Batwoman is returning to the Arrowverse.

The CW has ordered a pilot based on the character (portrayed by Ruby Rose), who made her debut during last month's Elseworlds crossover event. David Nutter, who also helmed the pilot episodes of Arrow and The Flash, has been tapped to direct, according to Deadline.

The project has been rumored ever since Rose's casting, and her well-received appearance during Elseworlds cranked the rumor mill into a higher gear. As such, the official announcement doesn't exactly come as a shock, but the involvement of Nutter — whose mile-long list of TV credits also includes episodes of Game of Thrones, Shameless, and The Sopranos — bodes well for the show's chances of being ordered to series. The pilot was scripted by Caroline Dries, who contributed the Arrow segment of Elseworlds and has also worked on series such as The Vampire Diaries and Smallville.

The project will mark a significant first in the history of live-action superhero fare: Batwoman is the alter-ego of Kate Kane, a former West Point military cadet who was kicked out of the Academy for being openly gay. She is perhaps the most prominent LGBT hero in all of comics, and the CW made a savvy choice with the casting of Rose — who not only looks the part, but is also an out-and-proud gay woman.

When her Elseworlds casting was announced back in August, Rose responded with an emotional Instagram post in which she called the role the fulfillment of a childhood dream. 

Some fans, however, were quick to point out that the character of Kane is canonically Jewish (which Rose is not), even going so far as to briefly circulate the hashtag #KeepKateJewish. A fair point; however, we would also counter that Kane also canonically kicks major amounts of butt, a box which Rose decidedly checked off in her appearance on Elseworlds.

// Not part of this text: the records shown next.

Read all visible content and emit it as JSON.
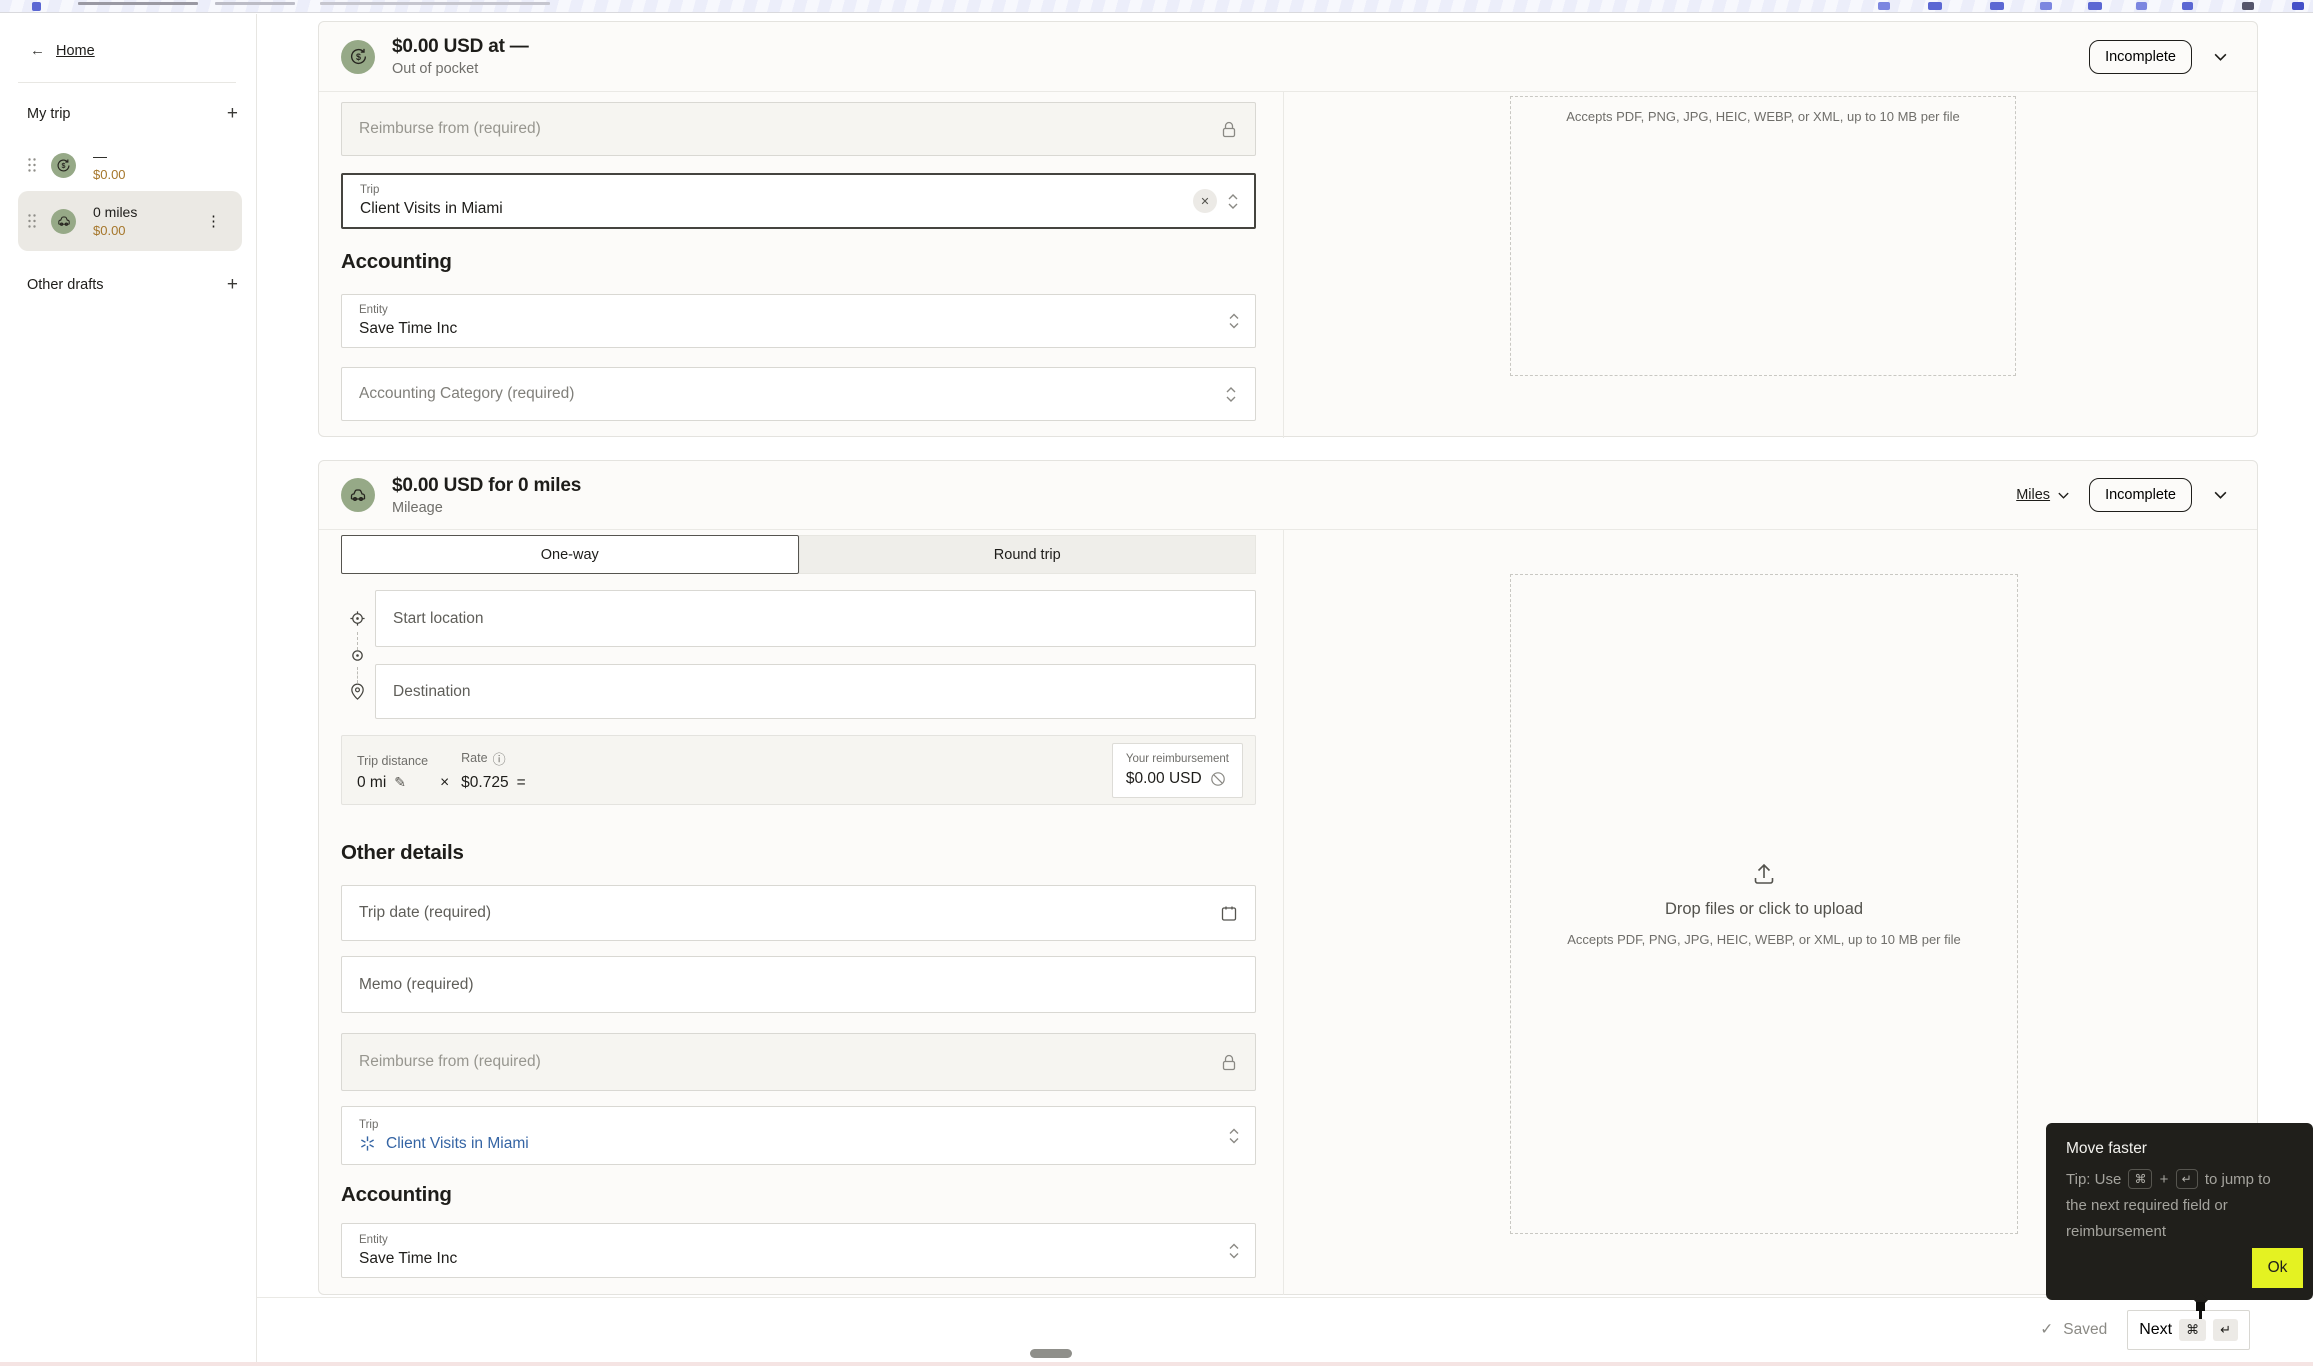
{
  "colors": {
    "accent_green": "#96a987",
    "amount_amber": "#a5762a",
    "link_blue": "#3464a4",
    "ok_yellow": "#e4f222",
    "tooltip_bg": "#201f1b"
  },
  "icons": {
    "back-arrow-icon": "←",
    "plus-icon": "+",
    "drag-handle-icon": "six-dot grid",
    "cash-back-icon": "dollar in circular arrow",
    "car-icon": "car outline",
    "kebab-menu-icon": "⋮",
    "lock-icon": "padlock",
    "select-chevrons-icon": "up-down chevrons",
    "clear-icon": "✕",
    "chevron-down-icon": "⌄",
    "calendar-icon": "calendar",
    "start-location-icon": "crosshair",
    "waypoint-icon": "dot in circle",
    "destination-icon": "map pin",
    "edit-icon": "✎",
    "info-icon": "ⓘ",
    "blocked-icon": "no-sign",
    "upload-icon": "arrow up from tray",
    "trip-icon": "starburst",
    "check-icon": "✓"
  },
  "sidebar": {
    "home_label": "Home",
    "my_trip_label": "My trip",
    "items": [
      {
        "title": "—",
        "amount": "$0.00"
      },
      {
        "title": "0 miles",
        "amount": "$0.00"
      }
    ],
    "other_drafts_label": "Other drafts"
  },
  "expense1": {
    "title": "$0.00 USD at —",
    "subtitle": "Out of pocket",
    "status": "Incomplete",
    "reimburse_placeholder": "Reimburse from (required)",
    "trip_label": "Trip",
    "trip_value": "Client Visits in Miami",
    "clear_glyph": "✕",
    "accounting_heading": "Accounting",
    "entity_label": "Entity",
    "entity_value": "Save Time Inc",
    "category_placeholder": "Accounting Category (required)",
    "upload_hint": "Accepts PDF, PNG, JPG, HEIC, WEBP, or XML, up to 10 MB per file"
  },
  "expense2": {
    "title": "$0.00 USD for 0 miles",
    "subtitle": "Mileage",
    "unit_label": "Miles",
    "status": "Incomplete",
    "tabs": [
      "One-way",
      "Round trip"
    ],
    "route": {
      "start_placeholder": "Start location",
      "destination_placeholder": "Destination"
    },
    "calc": {
      "distance_label": "Trip distance",
      "distance_value": "0 mi",
      "times": "×",
      "rate_label": "Rate",
      "rate_value": "$0.725",
      "equals": "=",
      "reimb_label": "Your reimbursement",
      "reimb_value": "$0.00 USD"
    },
    "other_details_heading": "Other details",
    "trip_date_placeholder": "Trip date (required)",
    "memo_placeholder": "Memo (required)",
    "reimburse_placeholder": "Reimburse from (required)",
    "trip_label": "Trip",
    "trip_value": "Client Visits in Miami",
    "accounting_heading": "Accounting",
    "entity_label": "Entity",
    "entity_value": "Save Time Inc",
    "upload": {
      "title": "Drop files or click to upload",
      "hint": "Accepts PDF, PNG, JPG, HEIC, WEBP, or XML, up to 10 MB per file"
    }
  },
  "tooltip": {
    "title": "Move faster",
    "tip_prefix": "Tip: Use",
    "cmd_key": "⌘",
    "plus": "+",
    "enter_key": "↵",
    "tip_suffix": "to jump to the next required field or reimbursement",
    "ok_label": "Ok"
  },
  "footer": {
    "check_glyph": "✓",
    "saved_label": "Saved",
    "next_label": "Next",
    "cmd_key": "⌘",
    "enter_key": "↵"
  }
}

Speaking with Jimmy Fallon on his late night talk show back in August, Rose could barely contain her excitement — or, for that matter, her tears of joy — over her casting. "I feel like the reason I get feeling so emotional is because, you know, growing up watching TV, I never saw somebody on TV that I could identify with, let alone a superhero... I've always had this saying — well, not me, Oscar Wilde... 'Be yourself, because everybody else is taken.' And so I always lived by that motto, and a second motto when I came into the industry was, 'Be the person that you needed when you were younger.'" She went on to say, "Not only can kids watch this growing up, and relate to it, and feel empowered and think that they can be a superhero, but also I can go and do these things — like visiting hospitals, and kids and people in need [in costume], and it's... an amazing opportunity."

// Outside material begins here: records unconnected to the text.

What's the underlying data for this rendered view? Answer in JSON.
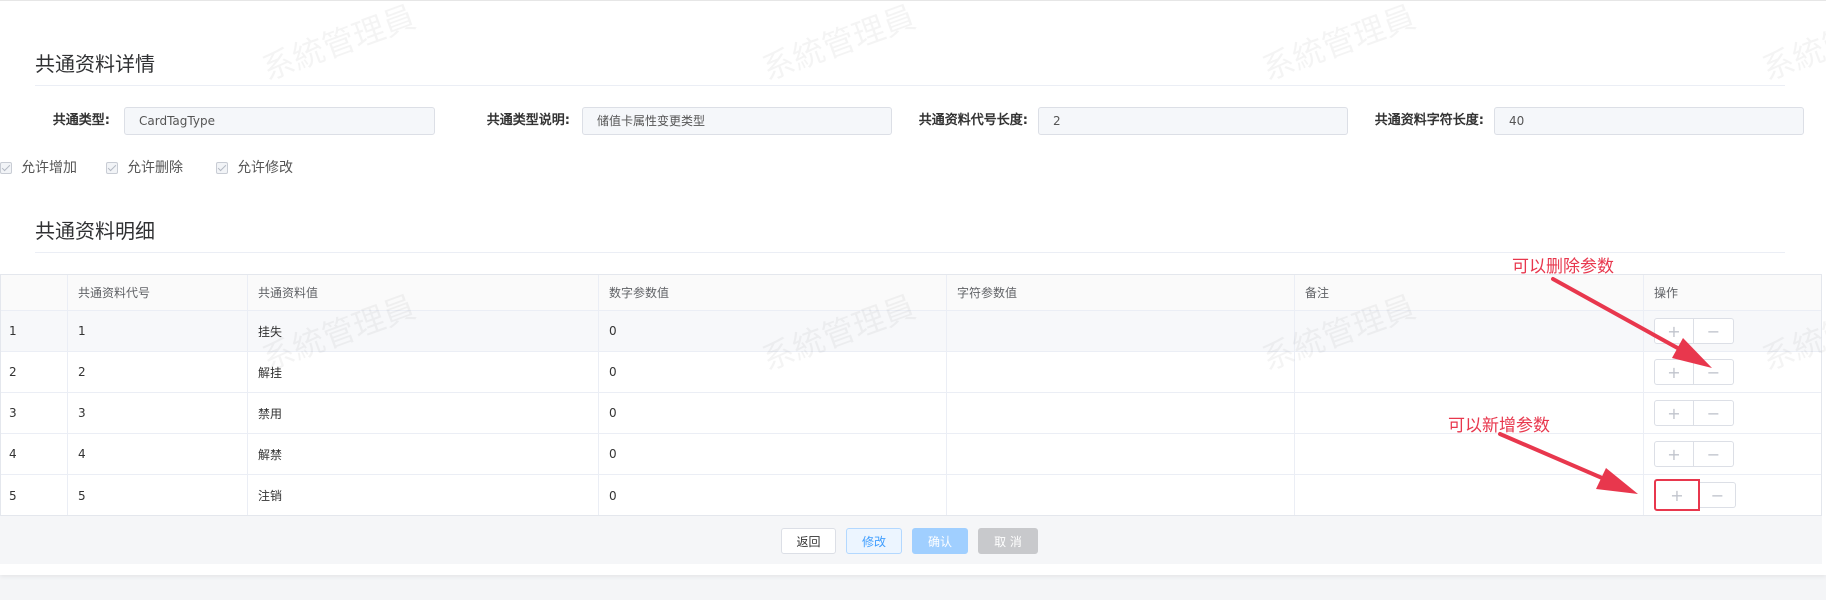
{
  "detail": {
    "title": "共通资料详情",
    "fields": [
      {
        "label": "共通类型:",
        "value": "CardTagType"
      },
      {
        "label": "共通类型说明:",
        "value": "储值卡属性变更类型"
      },
      {
        "label": "共通资料代号长度:",
        "value": "2"
      },
      {
        "label": "共通资料字符长度:",
        "value": "40"
      }
    ],
    "checkboxes": [
      "允许增加",
      "允许删除",
      "允许修改"
    ]
  },
  "list": {
    "title": "共通资料明细",
    "columns": [
      "共通资料代号",
      "共通资料值",
      "数字参数值",
      "字符参数值",
      "备注",
      "操作"
    ],
    "rows": [
      {
        "index": "1",
        "code": "1",
        "value": "挂失",
        "num": "0",
        "str": "",
        "remark": ""
      },
      {
        "index": "2",
        "code": "2",
        "value": "解挂",
        "num": "0",
        "str": "",
        "remark": ""
      },
      {
        "index": "3",
        "code": "3",
        "value": "禁用",
        "num": "0",
        "str": "",
        "remark": ""
      },
      {
        "index": "4",
        "code": "4",
        "value": "解禁",
        "num": "0",
        "str": "",
        "remark": ""
      },
      {
        "index": "5",
        "code": "5",
        "value": "注销",
        "num": "0",
        "str": "",
        "remark": ""
      }
    ],
    "op_plus": "+",
    "op_minus": "−"
  },
  "footer": {
    "back": "返回",
    "edit": "修改",
    "confirm": "确认",
    "cancel": "取 消"
  },
  "annotations": {
    "delete_hint": "可以删除参数",
    "add_hint": "可以新增参数"
  },
  "watermark": "系統管理員",
  "colors": {
    "annotation_red": "#e8374d",
    "primary_blue": "#409eff",
    "confirm_bg": "#a0cfff"
  }
}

Rose certainly seems ready to throw herself into her new role, one which will help fill an ever-increasing need for diversity in the dominant superhero genre. Smash hit films like 2017's Wonder Woman and 2018's Black Panther proved beyond a shadow of a doubt that superpowered tales which do not happen to be focused on white dudes can resonate strongly with audiences of all stripes, and putting a gay hero front and center is a move which is long overdue. 

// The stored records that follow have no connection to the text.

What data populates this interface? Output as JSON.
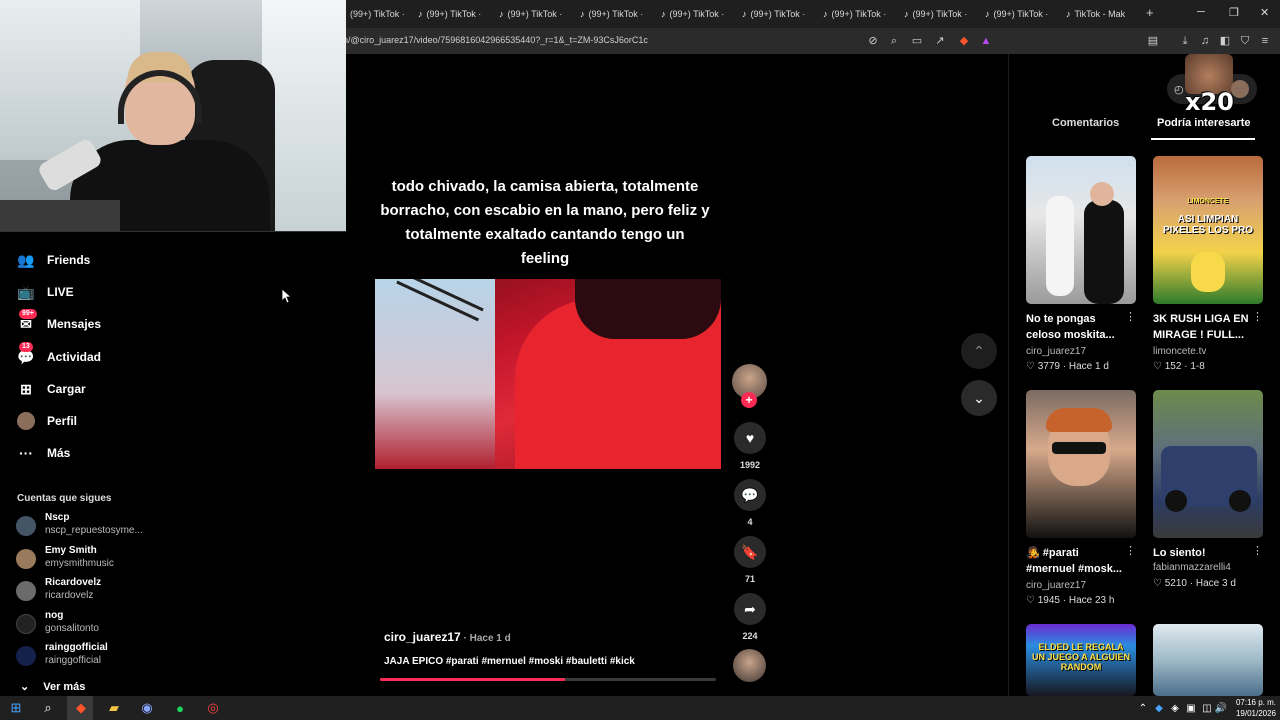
{
  "browser": {
    "tabs": [
      {
        "label": "(99+) TikTok ·"
      },
      {
        "label": "(99+) TikTok ·"
      },
      {
        "label": "(99+) TikTok ·"
      },
      {
        "label": "(99+) TikTok ·"
      },
      {
        "label": "(99+) TikTok ·"
      },
      {
        "label": "(99+) TikTok ·"
      },
      {
        "label": "(99+) TikTok ·"
      },
      {
        "label": "(99+) TikTok ·"
      },
      {
        "label": "(99+) TikTok ·"
      },
      {
        "label": "TikTok - Mak"
      }
    ],
    "url": "n/@ciro_juarez17/video/7596816042966535440?_r=1&_t=ZM-93CsJ6orC1c"
  },
  "sidebar": {
    "items": [
      {
        "label": "Friends",
        "icon": "friends-icon"
      },
      {
        "label": "LIVE",
        "icon": "live-icon"
      },
      {
        "label": "Mensajes",
        "icon": "messages-icon",
        "badge": "99+"
      },
      {
        "label": "Actividad",
        "icon": "activity-icon",
        "badge": "13"
      },
      {
        "label": "Cargar",
        "icon": "upload-icon"
      },
      {
        "label": "Perfil",
        "icon": "profile-avatar"
      },
      {
        "label": "Más",
        "icon": "more-icon"
      }
    ],
    "following_title": "Cuentas que sigues",
    "following": [
      {
        "name": "Nscp",
        "handle": "nscp_repuestosyme..."
      },
      {
        "name": "Emy Smith",
        "handle": "emysmithmusic"
      },
      {
        "name": "Ricardovelz",
        "handle": "ricardovelz"
      },
      {
        "name": "nog",
        "handle": "gonsalitonto"
      },
      {
        "name": "rainggofficial",
        "handle": "rainggofficial"
      }
    ],
    "see_more": "Ver más"
  },
  "video": {
    "caption": "todo chivado, la camisa abierta, totalmente borracho, con escabio en la mano, pero feliz y totalmente exaltado cantando tengo un feeling",
    "author": "ciro_juarez17",
    "time": " · Hace 1 d",
    "description": "JAJA EPICO #parati #mernuel #moski #bauletti #kick",
    "progress": 0.55,
    "likes": "1992",
    "comments": "4",
    "saves": "71",
    "shares": "224"
  },
  "right_panel": {
    "x20_label": "x20",
    "tabs": [
      {
        "label": "Comentarios"
      },
      {
        "label": "Podría interesarte"
      }
    ],
    "cards": [
      {
        "title": "No te pongas celoso moskita...",
        "author": "ciro_juarez17",
        "stats": "♡ 3779 · Hace 1 d",
        "thumb_text": ""
      },
      {
        "title": "3K RUSH LIGA EN MIRAGE ! FULL...",
        "author": "limoncete.tv",
        "stats": "♡ 152 · 1-8",
        "thumb_text": "ASI LIMPIAN PIXELES LOS PRO"
      },
      {
        "title": "🧑‍🎤 #parati #mernuel #mosk...",
        "author": "ciro_juarez17",
        "stats": "♡ 1945 · Hace 23 h",
        "thumb_text": ""
      },
      {
        "title": "Lo siento!",
        "author": "fabianmazzarelli4",
        "stats": "♡ 5210 · Hace 3 d",
        "thumb_text": ""
      },
      {
        "title": "",
        "author": "",
        "stats": "",
        "thumb_text": "ELDED LE REGALA UN JUEGO A ALGUIEN RANDOM"
      },
      {
        "title": "",
        "author": "",
        "stats": "",
        "thumb_text": ""
      }
    ],
    "thumb2_label": "LIMONCETE"
  },
  "taskbar": {
    "time": "07:16 p. m.",
    "date": "19/01/2026"
  }
}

If last summer's rumors around Batwoman continue to pan out — and so far, so good — the project should be going before the cameras this spring, for a possible fall debut. In the meantime, you can check out Rose's Kate Kane fighting alongside the other heroic denizens of the Arrowverse in Elseworlds; the CW will be airing an encore of the event beginning on Monday, January 7.